‘Probably the number one thing we’re seeing right now is a request for technology rationalization… It’s creating, I think, a great opportunity for the [security] platform play,’ says Cisco Partner CDW.
Cisco Channel Chief Oliver Tuszik
Businesses are pairing down their IT environments to prioritize key vendors in an effort to battle unnecessary complexity and work with the resources they have. Cisco System’s aggressive cybersecurity platform push lines up with the tech consolidation trend that partners are seeing in the market, according to Cisco executives.
Macroeconomic pressures are causing customers to scrutinize their tech investments a little more closely, said Stephanie Hagopian, vice president of Physical and Cybersecurity Solutions for Cisco Gold Partner CDW.
“Probably the number one thing we’re seeing right now is a request for technology rationalization,” Hagopian said.
That includes a consolidation of security tools, she added.
“[Customers] are taking a little longer to evaluate solutions [and] really asking us to help them from the tech rationalization perspective,” she said. “It’s creating, I think, a great opportunity for the [security] platform play.”
Small businesses typically run up to six different tools to manage their security environments. Their enterprise counterparts run more than 50 different tools from at least 20 different vendors, said Cisco Channel Chief Oliver Tuszik.
“For me, it’s still a shocking surprise that most of our customers have a huge amount of different security tools … that’s one of the key security complexity drivers,” he said.
San Jose, Calif.-based Cisco’s recent Security Readiness Survey found that 15 percent of organizations globally are at a “mature” level of being prepared for a cyber incident. That leaves 85 of all other organizations not prepared what is happening in the market, Tuszik said. The findings illustrate why deploying best-of-breed, point security products, isn’t working, he added.
“That is why our partner ecosystem, together with Cisco, is in such an important role right now. What customers are looking for is less about the best security solutions any longer. It’s about bringing an end-to-end coverage model that helps them to manage the complexity,” he said.
CDW is seeing its clients lean more towards their familiar vendors, Hagopian said. “[They are looking at] the solutions that they already have a footprint with and where they can just kind of organically expand on those footprints, rather than reinvent the wheel and find the best of breed, point solution, because that just adds to the complexity,” she said.
Cisco’s research found that about 75 percent of organizations are pursuing some level of security vendor consolidation, said Emma Carpenter, global security sales leader for Cisco.
“There are hundreds, if not multiple hundreds of security vendors that provide that niche, point solution out there. But who ties it all together [from] managing the SOC and out into the network environment? That’s Cisco,” she said.
The longtime networking market leader wants to be known for its cybersecurity chops in the eyes of partners and end customers, too. But to that end, Cisco has had to revamp and consolidation down its security business unit, internal processes and investment plans to make the shift.
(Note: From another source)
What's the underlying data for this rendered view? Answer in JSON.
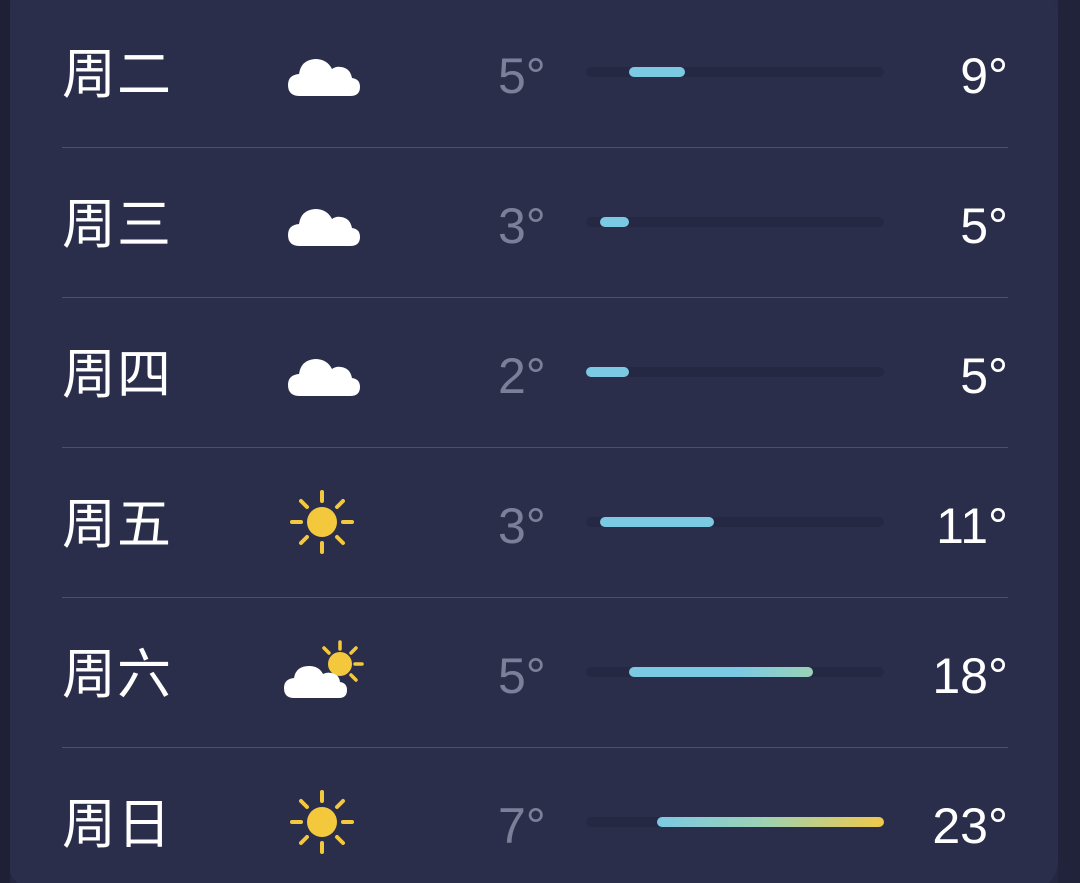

The Cisco Security Cloud platform, introduced in June 2022, is the company’s unified, open-standards-based platform for security across hybrid and multi-cloud environments. Cisco has been working on the platform for the last year and incorporating its point security products into the platform while also expanding its security portfolio via acquisitions, including cloud security player Lightspin, which Cisco revealed plans to acquire in March.
Cisco has also consolidated its security specialist teams to make it easier for partners to work with Cisco and understand the portfolio, according to Carpenter. The company a few months ago had 12 different specialist teams for security alone for about 400 different product sets. Carpenter and her team have boiled that down to one team in Cisco’s three geographies.
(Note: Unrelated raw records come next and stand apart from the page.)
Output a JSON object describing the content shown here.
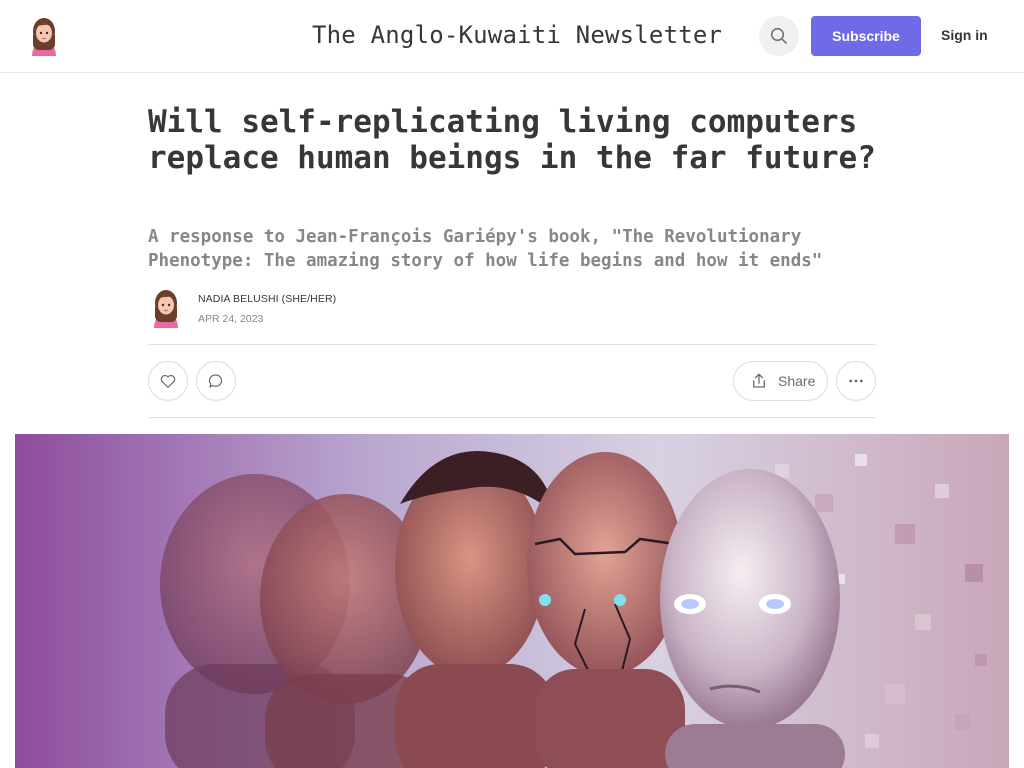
{
  "header": {
    "publication_title": "The Anglo-Kuwaiti Newsletter",
    "subscribe_label": "Subscribe",
    "signin_label": "Sign in",
    "search_icon": "search-icon",
    "accent_color": "#6f6ae8"
  },
  "post": {
    "title": "Will self-replicating living computers replace human beings in the far future?",
    "subtitle": "A response to Jean-François Gariépy's book, \"The Revolutionary Phenotype: The amazing story of how life begins and how it ends\"",
    "author": "NADIA BELUSHI (SHE/HER)",
    "date": "APR 24, 2023"
  },
  "actions": {
    "like_icon": "heart-icon",
    "comment_icon": "comment-icon",
    "share_label": "Share",
    "share_icon": "share-icon",
    "more_icon": "ellipsis-icon"
  },
  "hero": {
    "subject": "human evolution to cyborg faces"
  }
}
“We’re simplifying our sales teams first, we’re simplifying our approach to how we bring a number of these solutions together and we will be continuing to do that as we move forward and as we look to ensure it’s much easier for our customers and partners,” Carpenter told CRN.